“Years” is a vague term, of course. Its minimum is “two.” Given that the current administration appears incapable of perceiving reality, let alone reacting appropriately to it, we’d better stick with the minimum.
The Tonkin Gulf Resolution was August 7, 1964. The Fall of Saigon was April 30, 1975. Ten years, eight months, and 23 days. The Joint Resolution to Authorize the Use of United States Armed Forces Against Iraq was October 11, 2002. If we assume that we can learn from history as described above, we add eight years, eight months, and 23 days. This yields my prediction for the Fall of Baghdad: July 4, 2011.

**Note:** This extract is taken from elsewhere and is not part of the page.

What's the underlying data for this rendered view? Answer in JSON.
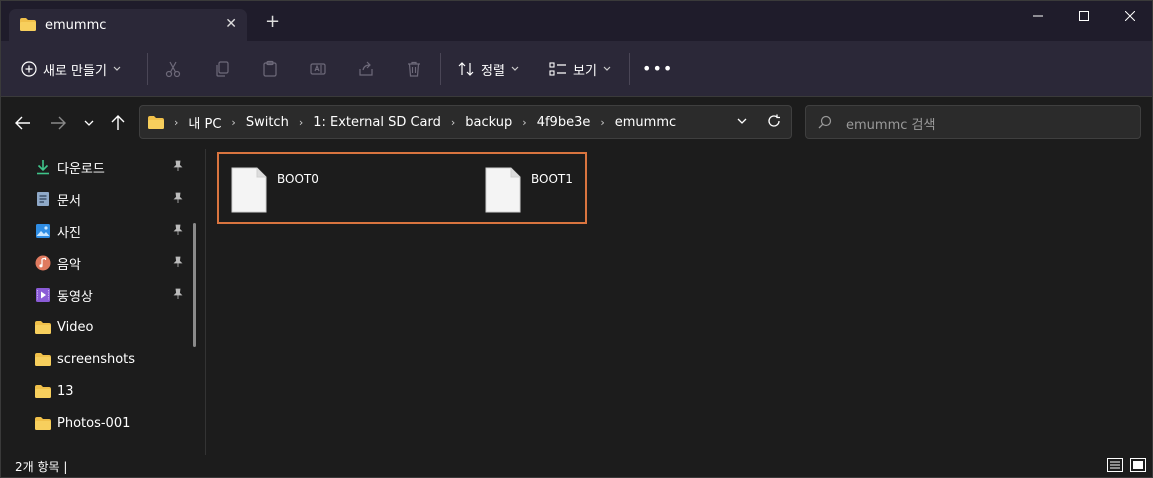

That works out nicely. It’s a Monday—perfect for the Monday morning quarterbacking claims that we could have “won” if only we’d followed whatever idiot scheme the speaker favored. Better still, the war apologists will be able to stay in their back yards setting off firecrackers to drown out the media coverage of our final squalid retreat.